[Element data from apps and pages]
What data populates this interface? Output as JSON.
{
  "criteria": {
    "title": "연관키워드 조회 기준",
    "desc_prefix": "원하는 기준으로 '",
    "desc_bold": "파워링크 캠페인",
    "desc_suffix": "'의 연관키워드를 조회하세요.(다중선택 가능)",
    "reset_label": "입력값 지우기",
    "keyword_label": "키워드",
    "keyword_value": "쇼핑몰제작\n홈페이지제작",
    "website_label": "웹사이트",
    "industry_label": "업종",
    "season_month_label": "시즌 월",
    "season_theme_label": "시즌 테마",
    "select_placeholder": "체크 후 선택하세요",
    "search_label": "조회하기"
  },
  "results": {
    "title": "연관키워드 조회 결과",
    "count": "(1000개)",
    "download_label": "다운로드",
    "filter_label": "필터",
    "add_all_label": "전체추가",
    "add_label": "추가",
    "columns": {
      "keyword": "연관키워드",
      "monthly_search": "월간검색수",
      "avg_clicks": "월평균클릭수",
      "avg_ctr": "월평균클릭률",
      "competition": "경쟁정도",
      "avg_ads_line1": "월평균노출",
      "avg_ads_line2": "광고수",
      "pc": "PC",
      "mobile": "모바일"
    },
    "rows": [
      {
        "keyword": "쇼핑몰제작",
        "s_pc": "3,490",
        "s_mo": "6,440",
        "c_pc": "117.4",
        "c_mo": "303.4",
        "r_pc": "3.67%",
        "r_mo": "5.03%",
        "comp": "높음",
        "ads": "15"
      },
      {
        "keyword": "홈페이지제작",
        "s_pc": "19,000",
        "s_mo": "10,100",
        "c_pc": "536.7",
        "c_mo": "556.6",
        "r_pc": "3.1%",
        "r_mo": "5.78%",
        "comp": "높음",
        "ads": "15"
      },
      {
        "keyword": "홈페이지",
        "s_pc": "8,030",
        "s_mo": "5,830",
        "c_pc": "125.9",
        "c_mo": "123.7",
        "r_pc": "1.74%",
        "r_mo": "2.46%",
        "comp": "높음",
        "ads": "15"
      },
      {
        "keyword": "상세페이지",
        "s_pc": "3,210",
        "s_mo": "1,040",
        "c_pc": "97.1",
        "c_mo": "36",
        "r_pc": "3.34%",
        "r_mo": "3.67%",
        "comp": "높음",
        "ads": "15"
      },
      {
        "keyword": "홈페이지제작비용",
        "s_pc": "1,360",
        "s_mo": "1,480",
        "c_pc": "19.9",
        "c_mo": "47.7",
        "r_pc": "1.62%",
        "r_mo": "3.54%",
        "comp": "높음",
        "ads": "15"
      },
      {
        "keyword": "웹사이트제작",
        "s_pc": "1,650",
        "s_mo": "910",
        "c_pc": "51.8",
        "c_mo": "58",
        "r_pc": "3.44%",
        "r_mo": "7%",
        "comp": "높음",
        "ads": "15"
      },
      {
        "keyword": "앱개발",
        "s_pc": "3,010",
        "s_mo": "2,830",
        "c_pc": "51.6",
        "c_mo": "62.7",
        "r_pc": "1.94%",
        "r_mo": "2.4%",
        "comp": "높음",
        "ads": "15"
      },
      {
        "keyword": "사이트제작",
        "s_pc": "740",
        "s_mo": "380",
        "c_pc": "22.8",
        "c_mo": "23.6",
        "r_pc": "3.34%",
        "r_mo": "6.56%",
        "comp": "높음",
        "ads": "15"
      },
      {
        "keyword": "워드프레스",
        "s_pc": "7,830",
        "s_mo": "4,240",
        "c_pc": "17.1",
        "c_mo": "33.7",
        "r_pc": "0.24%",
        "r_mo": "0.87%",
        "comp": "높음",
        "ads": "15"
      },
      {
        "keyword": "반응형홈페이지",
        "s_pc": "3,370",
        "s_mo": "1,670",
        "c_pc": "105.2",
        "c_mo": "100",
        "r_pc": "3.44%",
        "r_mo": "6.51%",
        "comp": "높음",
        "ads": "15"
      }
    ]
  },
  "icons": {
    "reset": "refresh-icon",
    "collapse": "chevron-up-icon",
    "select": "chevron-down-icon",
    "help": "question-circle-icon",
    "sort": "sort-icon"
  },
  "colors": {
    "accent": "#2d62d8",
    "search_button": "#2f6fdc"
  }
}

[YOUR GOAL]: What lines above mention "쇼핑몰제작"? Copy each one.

[RESPONSE TO THIS TASK]:
    "keyword_value": "쇼핑몰제작\n홈페이지제작",
        "keyword": "쇼핑몰제작",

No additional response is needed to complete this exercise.